“Hoping for the best, prepared for the worst, and unsurprised by anything in between.” -Maya Angelou, I Know Why The Caged Bird Sings
“Two weeks.” In the hilarious film The Money Pit, that’s the answer given to Walter Fielding (played by Tom Hanks) whenever he asks how long the renovation will take. Walter knows better, but his optimism and “wanting it to go well” gets the better of him. He allows himself to believe everything will go smooth. That doesn’t happen as evidenced by this scene and this scene and this climactic one.
Let’s face it, as artists, most of us are eternal optimists. We try to see the good in everything and everyone. We hope for positive outcomes and constantly imagine a better tomorrow. But that doesn’t mean we can’t also be pragmatic and practical. Especially when wearing our producer hat.
One way to do that is with budgeting. Once we estimate how long something will take, how much it will cost and how much revenue it will generate (e.g. ticket sales, donations, etc…), a good exercise is to create a separate budget. Call it a “worst case scenario” budget. Cut your revenues by 50-75 percent. Double the time it will take. Double the cost. Then ask yourself, “If this worst case scenario budget happens, will I still be okay? Can I still make this project happen.”
If yes, move forward with confidence that you can withstand any contingencies that might arise. Of course you want to do better than worst case scenario and you probably will. But now you have a floor to manage against.
If no, you might want to do some more fundraising or scale back some of your ambitions for the project. Or both.

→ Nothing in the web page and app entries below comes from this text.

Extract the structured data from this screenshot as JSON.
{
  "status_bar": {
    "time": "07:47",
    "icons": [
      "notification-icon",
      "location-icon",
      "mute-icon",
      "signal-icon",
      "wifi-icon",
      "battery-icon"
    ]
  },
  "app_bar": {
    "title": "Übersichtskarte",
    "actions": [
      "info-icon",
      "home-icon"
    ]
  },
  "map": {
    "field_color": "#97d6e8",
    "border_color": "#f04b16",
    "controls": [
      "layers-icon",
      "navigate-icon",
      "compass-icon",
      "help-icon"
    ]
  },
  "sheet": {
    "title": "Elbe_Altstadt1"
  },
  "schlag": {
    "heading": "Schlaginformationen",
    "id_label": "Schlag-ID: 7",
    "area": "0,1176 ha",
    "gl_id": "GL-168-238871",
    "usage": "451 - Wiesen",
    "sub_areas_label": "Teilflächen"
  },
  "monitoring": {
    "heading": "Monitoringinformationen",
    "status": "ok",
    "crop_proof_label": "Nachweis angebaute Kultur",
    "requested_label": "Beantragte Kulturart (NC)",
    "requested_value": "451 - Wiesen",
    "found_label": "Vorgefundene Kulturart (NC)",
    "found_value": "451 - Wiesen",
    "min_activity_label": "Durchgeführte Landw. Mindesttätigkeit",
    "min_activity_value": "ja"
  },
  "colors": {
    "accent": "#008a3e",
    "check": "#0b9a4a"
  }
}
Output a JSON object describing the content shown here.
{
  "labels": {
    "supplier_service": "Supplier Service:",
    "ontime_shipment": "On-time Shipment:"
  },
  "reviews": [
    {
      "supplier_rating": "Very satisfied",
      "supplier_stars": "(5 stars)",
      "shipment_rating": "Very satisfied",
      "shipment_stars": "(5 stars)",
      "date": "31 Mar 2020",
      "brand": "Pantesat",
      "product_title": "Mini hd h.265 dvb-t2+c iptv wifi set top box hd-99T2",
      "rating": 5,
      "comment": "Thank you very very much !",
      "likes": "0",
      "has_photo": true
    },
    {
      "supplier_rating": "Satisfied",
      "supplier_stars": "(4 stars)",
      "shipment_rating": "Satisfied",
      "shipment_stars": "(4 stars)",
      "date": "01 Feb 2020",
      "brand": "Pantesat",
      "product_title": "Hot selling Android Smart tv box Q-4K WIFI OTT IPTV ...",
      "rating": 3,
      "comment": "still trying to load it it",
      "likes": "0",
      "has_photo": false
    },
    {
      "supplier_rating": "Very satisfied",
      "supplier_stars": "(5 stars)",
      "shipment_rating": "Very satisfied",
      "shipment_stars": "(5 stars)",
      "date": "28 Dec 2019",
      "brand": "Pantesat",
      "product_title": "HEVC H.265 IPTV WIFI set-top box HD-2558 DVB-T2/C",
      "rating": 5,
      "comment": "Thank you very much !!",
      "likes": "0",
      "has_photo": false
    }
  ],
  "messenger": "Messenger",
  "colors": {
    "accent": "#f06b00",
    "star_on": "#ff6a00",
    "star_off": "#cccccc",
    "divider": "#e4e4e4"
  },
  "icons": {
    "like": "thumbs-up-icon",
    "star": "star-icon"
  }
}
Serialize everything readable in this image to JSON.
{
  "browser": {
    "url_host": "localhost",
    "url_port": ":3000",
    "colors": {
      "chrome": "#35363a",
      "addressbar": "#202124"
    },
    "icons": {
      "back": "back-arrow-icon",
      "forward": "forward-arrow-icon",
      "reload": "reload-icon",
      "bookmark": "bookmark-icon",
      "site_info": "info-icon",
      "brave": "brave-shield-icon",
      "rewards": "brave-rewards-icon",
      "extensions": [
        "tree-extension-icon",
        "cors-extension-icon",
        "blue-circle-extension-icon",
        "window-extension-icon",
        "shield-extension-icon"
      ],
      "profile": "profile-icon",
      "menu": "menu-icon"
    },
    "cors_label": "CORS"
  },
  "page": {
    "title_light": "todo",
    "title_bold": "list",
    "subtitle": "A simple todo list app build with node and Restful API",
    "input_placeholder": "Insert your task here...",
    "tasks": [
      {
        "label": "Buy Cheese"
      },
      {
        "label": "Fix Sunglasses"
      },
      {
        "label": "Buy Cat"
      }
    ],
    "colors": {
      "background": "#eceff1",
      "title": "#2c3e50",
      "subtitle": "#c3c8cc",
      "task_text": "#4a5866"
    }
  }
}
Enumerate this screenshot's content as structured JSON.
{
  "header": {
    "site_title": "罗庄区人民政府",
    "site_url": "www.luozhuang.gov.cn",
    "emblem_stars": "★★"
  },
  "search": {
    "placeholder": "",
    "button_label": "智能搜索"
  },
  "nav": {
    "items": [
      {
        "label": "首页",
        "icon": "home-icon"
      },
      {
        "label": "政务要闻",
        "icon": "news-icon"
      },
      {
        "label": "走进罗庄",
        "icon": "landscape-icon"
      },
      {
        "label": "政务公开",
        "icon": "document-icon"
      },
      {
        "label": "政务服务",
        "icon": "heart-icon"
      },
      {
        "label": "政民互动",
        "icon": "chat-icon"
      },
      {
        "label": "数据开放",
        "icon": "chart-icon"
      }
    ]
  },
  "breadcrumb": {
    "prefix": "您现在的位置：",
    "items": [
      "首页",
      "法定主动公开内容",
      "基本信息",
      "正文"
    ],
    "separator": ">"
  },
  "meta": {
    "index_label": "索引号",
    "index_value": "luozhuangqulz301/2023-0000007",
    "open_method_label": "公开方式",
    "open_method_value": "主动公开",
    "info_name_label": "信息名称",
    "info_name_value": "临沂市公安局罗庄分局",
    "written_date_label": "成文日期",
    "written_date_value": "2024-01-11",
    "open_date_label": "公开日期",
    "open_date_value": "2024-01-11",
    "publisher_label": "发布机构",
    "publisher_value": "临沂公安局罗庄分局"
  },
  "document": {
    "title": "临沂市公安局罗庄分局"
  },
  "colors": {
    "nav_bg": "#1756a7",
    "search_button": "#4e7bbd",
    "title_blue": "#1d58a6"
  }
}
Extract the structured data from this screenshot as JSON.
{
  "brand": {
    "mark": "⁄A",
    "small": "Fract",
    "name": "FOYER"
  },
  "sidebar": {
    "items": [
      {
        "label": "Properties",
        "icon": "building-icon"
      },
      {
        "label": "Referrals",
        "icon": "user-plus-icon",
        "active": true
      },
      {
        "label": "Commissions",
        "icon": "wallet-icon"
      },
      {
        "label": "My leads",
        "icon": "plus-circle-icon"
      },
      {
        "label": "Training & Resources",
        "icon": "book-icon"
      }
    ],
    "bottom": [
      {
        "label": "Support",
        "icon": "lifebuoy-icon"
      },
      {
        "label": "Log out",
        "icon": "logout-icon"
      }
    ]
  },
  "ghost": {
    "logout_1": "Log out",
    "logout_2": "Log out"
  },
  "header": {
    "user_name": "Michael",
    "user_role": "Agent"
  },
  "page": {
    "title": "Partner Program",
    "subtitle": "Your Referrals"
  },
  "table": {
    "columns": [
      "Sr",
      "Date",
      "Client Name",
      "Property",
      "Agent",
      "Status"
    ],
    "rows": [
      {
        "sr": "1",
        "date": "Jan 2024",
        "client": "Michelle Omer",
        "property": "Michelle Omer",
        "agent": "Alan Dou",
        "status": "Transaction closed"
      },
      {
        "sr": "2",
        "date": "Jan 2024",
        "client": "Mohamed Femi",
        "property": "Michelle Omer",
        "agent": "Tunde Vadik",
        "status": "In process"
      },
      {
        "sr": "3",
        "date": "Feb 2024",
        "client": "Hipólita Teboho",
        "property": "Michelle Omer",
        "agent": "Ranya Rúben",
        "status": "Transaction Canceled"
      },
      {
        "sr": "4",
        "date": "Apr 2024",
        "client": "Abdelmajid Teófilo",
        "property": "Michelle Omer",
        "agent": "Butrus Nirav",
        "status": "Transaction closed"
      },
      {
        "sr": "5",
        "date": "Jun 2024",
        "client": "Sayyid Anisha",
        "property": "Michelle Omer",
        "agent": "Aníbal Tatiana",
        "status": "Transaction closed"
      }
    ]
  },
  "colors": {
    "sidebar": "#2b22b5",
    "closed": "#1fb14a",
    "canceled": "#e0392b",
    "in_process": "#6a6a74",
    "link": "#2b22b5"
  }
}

Either way, you’ll be a better and more prepared producer by having undergone this exercise. You can focus more time on the art and less time dealing with unexpected emergencies.